News of The Wired
With voice assistants often answering with Wikipedia, it is rebuilding its architecture to make sure to “maintain a critical internet” because Alexa or Google Home may not tell you if a fact is “citation needed” or “disputed”. – @krmaher#FutureofFact
— Quartz (@qz) April 26, 2018
You’d think the enormously profitable monopolies that leverage Wikipedia would help out with a little funding.
Readers, feel free to contact me at lambert [UNDERSCORE] strether [DOT] corrente [AT] yahoo [DOT] com, with (a) links, and even better (b) sources I should curate regularly, (c) how to send me a check if you are allergic to PayPal, and (d) to find out how to send me images of plants. Vegetables are fine! Fungi are deemed to be honorary plants! If you want your handle to appear as a credit, please place it at the start of your mail in parentheses: (thus). Otherwise, I will anonymize by using your initials. See the previous Water Cooler (with plant) here. Today’s plant (ChiGal):
This is a great moment, when you look up at trees against the sky, and you realize the branches and twigs are no longer bare.
Readers: Water Cooler is a standalone entity not covered by the annual NC fundraiser. So do feel free to make a contribution today or any day. Here is why: Regular positive feedback both makes me feel good and lets me know I’m on the right track with coverage. When I get no donations for five or ten days I get worried. More tangibly, a constant trickle of small donations helps me with expenses, and I factor that trickle in when setting fundraising goals. So if you see something you especially appreciate, do feel free to click the hat!
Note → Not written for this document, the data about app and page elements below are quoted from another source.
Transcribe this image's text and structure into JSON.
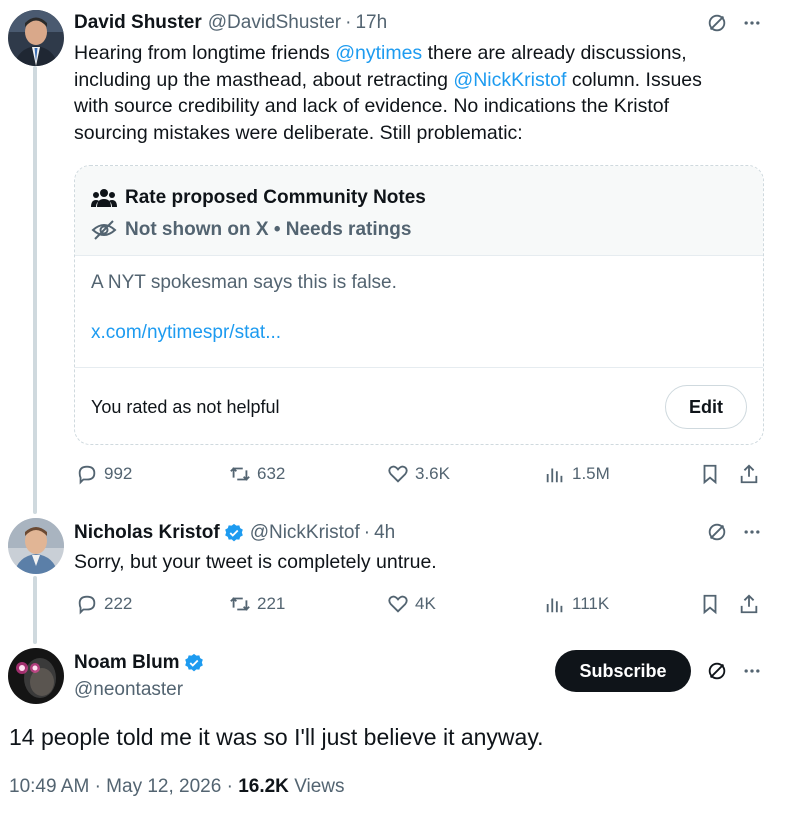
{
  "tweet1": {
    "name": "David Shuster",
    "handle": "@DavidShuster",
    "sep": "·",
    "time": "17h",
    "line1_pre": "Hearing from longtime friends ",
    "line1_mention": "@nytimes",
    "line1_post": " there are already discussions,",
    "line2_pre": "including up the masthead, about retracting ",
    "line2_mention": "@NickKristof",
    "line2_post": " column.  Issues",
    "line3": "with source credibility and lack of evidence. No indications the Kristof",
    "line4": "sourcing mistakes were deliberate.  Still problematic:",
    "note": {
      "title": "Rate proposed Community Notes",
      "status": "Not shown on X • Needs ratings",
      "text": "A NYT spokesman says this is false.",
      "link": "x.com/nytimespr/stat...",
      "rated": "You rated as not helpful",
      "edit": "Edit"
    },
    "stats": {
      "replies": "992",
      "reposts": "632",
      "likes": "3.6K",
      "views": "1.5M"
    }
  },
  "tweet2": {
    "name": "Nicholas Kristof",
    "handle": "@NickKristof",
    "sep": "·",
    "time": "4h",
    "text": "Sorry, but your tweet is completely untrue.",
    "stats": {
      "replies": "222",
      "reposts": "221",
      "likes": "4K",
      "views": "111K"
    }
  },
  "tweet3": {
    "name": "Noam Blum",
    "handle": "@neontaster",
    "subscribe": "Subscribe",
    "text": "14 people told me it was so I'll just believe it anyway.",
    "time": "10:49 AM",
    "dot1": "·",
    "date": "May 12, 2026",
    "dot2": "·",
    "views_count": "16.2K",
    "views_label": "Views"
  },
  "colors": {
    "accent": "#1d9bf0",
    "muted": "#536471",
    "text": "#0f1419"
  }
}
If you hate PayPal — even though you can use a credit card or debit card on PayPal — you can email me at lambert [UNDERSCORE] strether [DOT] corrente [AT] yahoo [DOT] com, and I will give you directions on how to send a check.